Among the lines below, return each one that contains the word "main".

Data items
»»
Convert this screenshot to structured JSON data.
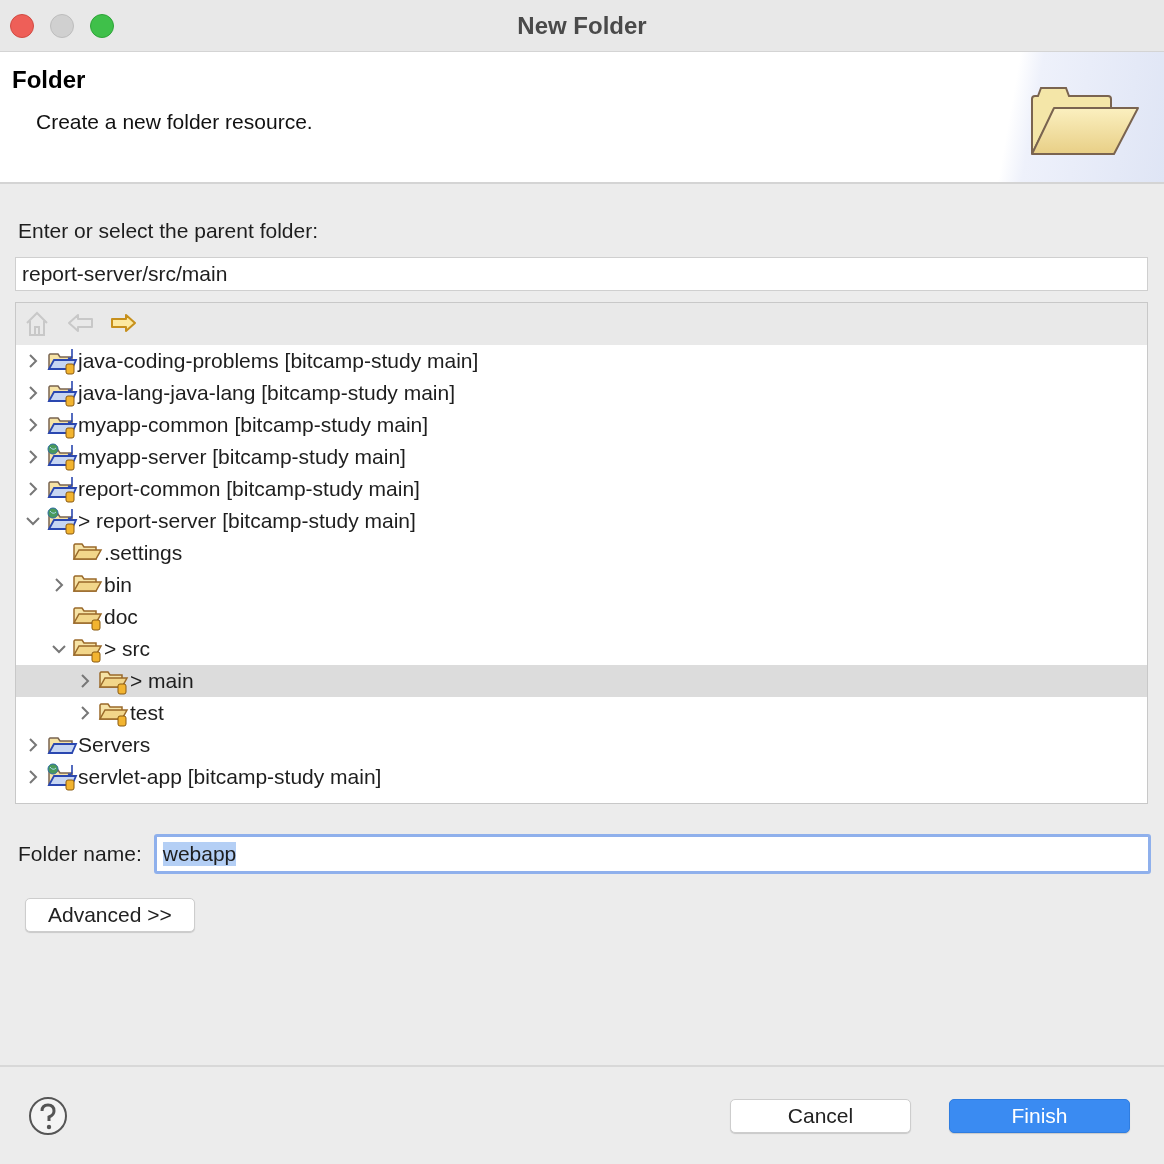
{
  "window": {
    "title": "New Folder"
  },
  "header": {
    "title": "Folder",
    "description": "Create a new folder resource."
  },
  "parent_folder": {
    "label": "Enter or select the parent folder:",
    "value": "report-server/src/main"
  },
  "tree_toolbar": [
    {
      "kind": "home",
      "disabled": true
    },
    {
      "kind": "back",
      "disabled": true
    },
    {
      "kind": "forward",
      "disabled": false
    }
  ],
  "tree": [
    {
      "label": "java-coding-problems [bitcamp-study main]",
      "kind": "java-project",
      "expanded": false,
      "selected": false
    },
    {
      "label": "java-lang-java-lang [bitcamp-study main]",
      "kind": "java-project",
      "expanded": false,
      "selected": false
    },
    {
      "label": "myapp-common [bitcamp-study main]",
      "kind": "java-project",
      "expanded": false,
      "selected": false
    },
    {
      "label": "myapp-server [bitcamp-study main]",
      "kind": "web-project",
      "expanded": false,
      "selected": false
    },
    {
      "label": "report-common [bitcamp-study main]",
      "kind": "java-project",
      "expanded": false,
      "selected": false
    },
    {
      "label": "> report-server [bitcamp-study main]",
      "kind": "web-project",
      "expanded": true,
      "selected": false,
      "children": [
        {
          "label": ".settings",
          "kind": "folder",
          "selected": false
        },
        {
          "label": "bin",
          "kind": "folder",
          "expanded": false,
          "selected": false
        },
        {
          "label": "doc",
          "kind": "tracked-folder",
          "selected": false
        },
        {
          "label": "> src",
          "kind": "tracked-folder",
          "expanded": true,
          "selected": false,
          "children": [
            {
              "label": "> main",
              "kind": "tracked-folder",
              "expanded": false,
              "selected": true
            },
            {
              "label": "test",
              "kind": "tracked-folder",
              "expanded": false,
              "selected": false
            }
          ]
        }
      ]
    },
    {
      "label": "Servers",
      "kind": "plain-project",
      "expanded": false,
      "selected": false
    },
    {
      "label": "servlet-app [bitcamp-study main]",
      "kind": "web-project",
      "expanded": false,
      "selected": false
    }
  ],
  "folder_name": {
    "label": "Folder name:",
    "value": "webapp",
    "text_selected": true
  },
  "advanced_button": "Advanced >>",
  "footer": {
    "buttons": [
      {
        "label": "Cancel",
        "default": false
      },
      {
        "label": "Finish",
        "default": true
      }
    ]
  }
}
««
→ Solved problem:
    "value": "report-server/src/main"
      "label": "java-coding-problems [bitcamp-study main]",
      "label": "java-lang-java-lang [bitcamp-study main]",
      "label": "myapp-common [bitcamp-study main]",
      "label": "myapp-server [bitcamp-study main]",
      "label": "report-common [bitcamp-study main]",
      "label": "> report-server [bitcamp-study main]",
              "label": "> main",
      "label": "servlet-app [bitcamp-study main]",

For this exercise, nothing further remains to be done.